I wish I had a little more information—do you mean wash cloths and/or towels? I realize you may not know what the stain is—this happens when you don’t notice a stain until later! But for a bath towel, here are a few possibilities: blood from shaving accidents, mildew from towels sitting damp in the laundry hamper, and oil from lotions or creams are all possibilities. It would be great if your towels are white, and the stains haven’t been “set” in a hot dryer—once stains are exposed to dryer heat they become extremely difficult to remove. Even so, for white towels you could try a pre-soak with ¼ cup Clorox® Regular-Bleach per gallon of water. Let the towels soak for 5 minutes, then drain the soaking solution and run the towels through a hot wash cycle with detergent plus ¾ cup Clorox® Regular-Bleach (or ½ cup Concentrated Clorox® Regular-Bleach. It may be necessary to repeat the treatment if the stains are set in.

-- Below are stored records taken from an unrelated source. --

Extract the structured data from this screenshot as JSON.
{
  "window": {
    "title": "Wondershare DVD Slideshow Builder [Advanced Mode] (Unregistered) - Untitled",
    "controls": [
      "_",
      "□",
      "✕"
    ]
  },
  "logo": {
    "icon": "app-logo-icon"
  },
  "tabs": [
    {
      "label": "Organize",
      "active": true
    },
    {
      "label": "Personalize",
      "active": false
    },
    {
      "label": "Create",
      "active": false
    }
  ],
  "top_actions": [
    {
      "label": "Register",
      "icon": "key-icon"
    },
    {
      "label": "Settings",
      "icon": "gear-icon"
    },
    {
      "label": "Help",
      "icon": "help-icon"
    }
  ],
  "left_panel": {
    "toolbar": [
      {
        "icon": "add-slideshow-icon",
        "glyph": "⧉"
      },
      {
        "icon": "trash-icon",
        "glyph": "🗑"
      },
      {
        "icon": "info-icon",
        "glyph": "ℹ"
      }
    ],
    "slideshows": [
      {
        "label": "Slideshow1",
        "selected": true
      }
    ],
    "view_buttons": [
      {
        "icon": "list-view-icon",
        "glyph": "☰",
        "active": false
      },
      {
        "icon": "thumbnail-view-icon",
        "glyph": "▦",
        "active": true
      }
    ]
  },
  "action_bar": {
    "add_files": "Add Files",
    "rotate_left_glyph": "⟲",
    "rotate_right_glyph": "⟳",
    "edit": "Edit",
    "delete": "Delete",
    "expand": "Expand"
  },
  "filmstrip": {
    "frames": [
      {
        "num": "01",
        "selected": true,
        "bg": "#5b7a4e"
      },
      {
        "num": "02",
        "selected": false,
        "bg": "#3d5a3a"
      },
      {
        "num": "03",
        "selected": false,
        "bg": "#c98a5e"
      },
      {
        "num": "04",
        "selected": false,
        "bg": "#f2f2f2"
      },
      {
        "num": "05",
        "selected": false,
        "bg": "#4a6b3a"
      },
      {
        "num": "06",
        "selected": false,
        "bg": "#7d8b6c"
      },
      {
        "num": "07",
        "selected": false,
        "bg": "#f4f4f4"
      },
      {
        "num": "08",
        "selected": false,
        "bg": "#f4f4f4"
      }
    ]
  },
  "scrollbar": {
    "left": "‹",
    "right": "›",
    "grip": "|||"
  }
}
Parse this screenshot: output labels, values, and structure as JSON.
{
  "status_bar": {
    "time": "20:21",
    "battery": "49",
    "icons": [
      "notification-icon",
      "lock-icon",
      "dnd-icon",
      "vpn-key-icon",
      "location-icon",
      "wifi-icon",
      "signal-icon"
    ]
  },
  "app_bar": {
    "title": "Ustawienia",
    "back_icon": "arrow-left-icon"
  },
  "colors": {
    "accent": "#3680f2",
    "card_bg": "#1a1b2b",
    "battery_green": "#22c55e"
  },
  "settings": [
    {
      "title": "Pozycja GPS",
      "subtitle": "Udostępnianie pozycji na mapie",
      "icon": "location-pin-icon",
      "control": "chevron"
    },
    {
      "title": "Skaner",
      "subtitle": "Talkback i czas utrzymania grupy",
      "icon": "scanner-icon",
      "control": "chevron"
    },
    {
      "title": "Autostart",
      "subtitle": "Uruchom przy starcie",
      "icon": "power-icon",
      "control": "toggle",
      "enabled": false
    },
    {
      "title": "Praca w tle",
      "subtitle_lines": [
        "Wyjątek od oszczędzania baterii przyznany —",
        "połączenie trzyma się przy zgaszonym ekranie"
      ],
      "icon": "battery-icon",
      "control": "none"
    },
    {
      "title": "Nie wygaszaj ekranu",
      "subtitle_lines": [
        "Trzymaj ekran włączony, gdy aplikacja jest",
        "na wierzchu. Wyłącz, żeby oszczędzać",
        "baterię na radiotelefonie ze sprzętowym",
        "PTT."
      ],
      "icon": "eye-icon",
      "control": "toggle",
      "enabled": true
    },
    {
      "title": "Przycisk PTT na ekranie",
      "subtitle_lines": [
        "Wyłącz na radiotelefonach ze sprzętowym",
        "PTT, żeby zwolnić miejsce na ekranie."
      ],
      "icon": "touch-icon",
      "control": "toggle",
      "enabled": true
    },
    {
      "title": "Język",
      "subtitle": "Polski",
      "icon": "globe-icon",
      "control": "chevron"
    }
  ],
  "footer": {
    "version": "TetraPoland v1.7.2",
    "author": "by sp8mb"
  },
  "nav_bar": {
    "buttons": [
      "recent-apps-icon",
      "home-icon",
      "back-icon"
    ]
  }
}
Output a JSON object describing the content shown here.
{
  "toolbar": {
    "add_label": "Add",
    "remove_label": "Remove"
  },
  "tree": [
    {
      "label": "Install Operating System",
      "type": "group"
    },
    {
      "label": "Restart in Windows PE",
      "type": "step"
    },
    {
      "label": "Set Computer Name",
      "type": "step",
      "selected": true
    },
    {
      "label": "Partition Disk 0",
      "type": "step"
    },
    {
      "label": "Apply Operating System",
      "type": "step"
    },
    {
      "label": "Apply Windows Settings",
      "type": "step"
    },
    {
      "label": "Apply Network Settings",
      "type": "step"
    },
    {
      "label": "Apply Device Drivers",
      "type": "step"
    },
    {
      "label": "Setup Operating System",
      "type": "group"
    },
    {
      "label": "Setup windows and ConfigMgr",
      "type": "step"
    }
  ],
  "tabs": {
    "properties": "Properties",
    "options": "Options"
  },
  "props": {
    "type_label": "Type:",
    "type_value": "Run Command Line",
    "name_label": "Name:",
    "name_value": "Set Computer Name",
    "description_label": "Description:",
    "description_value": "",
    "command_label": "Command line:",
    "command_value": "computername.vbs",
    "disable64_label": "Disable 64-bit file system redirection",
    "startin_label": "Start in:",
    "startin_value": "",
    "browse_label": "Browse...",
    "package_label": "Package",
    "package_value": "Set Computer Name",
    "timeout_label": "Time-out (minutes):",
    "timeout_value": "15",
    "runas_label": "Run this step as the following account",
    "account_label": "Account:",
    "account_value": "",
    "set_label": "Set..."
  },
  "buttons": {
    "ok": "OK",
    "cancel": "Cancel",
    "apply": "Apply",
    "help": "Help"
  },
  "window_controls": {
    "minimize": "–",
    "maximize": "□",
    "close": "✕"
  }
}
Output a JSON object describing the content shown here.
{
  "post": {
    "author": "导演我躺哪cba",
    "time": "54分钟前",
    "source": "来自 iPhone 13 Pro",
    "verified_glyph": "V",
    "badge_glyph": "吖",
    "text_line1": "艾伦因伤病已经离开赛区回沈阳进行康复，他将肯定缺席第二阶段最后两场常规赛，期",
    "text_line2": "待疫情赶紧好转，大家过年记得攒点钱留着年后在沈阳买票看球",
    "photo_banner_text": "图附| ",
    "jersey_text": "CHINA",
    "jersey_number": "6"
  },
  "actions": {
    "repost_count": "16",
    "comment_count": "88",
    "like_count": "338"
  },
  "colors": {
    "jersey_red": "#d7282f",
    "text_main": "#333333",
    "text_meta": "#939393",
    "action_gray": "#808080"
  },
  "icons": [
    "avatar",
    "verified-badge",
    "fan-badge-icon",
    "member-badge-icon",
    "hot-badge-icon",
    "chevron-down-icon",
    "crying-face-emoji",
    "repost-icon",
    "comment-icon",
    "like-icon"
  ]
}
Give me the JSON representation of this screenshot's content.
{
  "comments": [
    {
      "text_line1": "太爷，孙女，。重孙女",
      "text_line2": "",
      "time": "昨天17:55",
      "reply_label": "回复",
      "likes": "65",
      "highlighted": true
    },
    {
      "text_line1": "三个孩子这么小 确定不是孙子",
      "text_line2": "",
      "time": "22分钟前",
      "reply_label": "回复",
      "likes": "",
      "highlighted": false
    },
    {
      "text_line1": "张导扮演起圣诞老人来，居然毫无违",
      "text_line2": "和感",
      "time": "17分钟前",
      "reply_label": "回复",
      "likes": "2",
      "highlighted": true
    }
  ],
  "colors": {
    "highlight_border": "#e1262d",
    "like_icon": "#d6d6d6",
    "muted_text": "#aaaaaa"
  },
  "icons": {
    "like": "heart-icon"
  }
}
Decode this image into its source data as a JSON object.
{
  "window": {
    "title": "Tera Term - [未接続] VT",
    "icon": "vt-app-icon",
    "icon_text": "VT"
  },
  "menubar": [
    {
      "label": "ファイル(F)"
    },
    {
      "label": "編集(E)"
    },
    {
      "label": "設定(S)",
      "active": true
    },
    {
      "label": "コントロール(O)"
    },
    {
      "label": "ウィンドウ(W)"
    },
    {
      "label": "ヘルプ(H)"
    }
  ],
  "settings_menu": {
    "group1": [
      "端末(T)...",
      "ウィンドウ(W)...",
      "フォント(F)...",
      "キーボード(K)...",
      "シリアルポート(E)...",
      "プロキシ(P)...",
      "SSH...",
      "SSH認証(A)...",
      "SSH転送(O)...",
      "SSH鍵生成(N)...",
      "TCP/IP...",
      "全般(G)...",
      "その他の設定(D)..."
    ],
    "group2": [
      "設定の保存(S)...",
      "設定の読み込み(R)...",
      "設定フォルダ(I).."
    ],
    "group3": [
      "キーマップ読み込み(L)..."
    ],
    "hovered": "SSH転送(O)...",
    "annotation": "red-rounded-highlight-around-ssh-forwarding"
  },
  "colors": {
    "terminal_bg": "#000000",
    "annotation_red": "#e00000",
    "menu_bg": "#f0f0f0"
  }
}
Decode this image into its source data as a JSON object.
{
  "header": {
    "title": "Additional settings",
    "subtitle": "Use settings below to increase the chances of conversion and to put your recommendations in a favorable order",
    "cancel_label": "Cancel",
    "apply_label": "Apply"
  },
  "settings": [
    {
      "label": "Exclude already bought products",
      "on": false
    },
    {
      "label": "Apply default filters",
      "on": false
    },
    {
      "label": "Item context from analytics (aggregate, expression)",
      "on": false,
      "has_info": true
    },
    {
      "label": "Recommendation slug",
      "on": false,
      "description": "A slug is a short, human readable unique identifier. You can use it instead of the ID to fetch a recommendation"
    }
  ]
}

If you think the stains are oily, then you will need to pre-treat the dark area with a little liquid dishwasher detergent first—rub it in and wait 5 minutes. Then, if the towels are white, wash in hot water with detergent plus ¾ cup Clorox® Regular-Bleach (or ½ cup Concentrated Clorox® Regular-Bleach).
If your towels are colored, you can do a quick bleachability test: add 2 teaspoons Clorox® Regular-Bleach to ¼ cup water. Apply a drop of this solution to a hidden part of the colored item (hems, cuffs, and inside seams work well). Wait 1 minute, then blot dry. No color change means the item can be safely bleached. If they don’t, and the stains are mildew, it will be difficult to remove them without bleach. Repeated washing in hot water with detergent and Clorox2® Stain Remover and Color Booster may help you make some progress.